If a line holds the word "title", copy it from the entries.

**DATA TO USE:**
☆ ☆ ☆
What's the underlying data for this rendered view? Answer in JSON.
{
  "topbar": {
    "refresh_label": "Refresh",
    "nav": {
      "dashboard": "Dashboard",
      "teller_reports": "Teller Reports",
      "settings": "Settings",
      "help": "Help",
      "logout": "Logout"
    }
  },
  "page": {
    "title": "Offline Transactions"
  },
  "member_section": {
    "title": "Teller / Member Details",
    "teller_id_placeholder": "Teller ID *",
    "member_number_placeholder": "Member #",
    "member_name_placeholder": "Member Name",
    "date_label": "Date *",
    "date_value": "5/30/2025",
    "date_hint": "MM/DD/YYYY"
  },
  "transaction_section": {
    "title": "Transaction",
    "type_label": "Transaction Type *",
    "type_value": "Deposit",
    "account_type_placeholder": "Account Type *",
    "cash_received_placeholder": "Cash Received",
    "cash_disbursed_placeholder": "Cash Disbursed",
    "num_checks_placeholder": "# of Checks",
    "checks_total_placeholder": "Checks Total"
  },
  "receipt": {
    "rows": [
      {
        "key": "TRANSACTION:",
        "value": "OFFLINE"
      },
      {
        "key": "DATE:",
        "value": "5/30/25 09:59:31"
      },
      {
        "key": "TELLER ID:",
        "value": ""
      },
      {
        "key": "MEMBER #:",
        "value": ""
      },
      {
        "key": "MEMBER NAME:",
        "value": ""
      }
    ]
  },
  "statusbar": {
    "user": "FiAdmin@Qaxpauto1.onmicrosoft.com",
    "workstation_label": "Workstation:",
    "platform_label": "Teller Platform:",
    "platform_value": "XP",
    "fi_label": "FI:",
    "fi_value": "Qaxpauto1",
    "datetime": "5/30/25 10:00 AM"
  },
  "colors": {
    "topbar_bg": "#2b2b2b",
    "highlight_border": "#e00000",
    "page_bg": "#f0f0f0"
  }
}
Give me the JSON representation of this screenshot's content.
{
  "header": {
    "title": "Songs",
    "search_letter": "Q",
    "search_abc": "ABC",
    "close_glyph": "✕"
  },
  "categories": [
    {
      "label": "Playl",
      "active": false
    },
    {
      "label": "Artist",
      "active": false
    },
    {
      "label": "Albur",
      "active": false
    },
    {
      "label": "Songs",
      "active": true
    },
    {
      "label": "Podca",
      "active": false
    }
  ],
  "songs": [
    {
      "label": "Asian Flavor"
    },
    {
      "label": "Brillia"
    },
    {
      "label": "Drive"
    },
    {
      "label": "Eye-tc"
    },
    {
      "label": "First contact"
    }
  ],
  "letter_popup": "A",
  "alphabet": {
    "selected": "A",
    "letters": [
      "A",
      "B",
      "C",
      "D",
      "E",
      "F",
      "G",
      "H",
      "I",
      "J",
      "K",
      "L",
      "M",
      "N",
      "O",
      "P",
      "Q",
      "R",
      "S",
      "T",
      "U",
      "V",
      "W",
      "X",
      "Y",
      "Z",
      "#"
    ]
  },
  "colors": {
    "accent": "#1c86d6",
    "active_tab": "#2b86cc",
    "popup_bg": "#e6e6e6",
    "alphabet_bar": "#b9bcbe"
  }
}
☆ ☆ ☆
**TASK RESPONSE:**
    "title": "Offline Transactions"
    "title": "Teller / Member Details",
    "title": "Transaction",
    "title": "Songs",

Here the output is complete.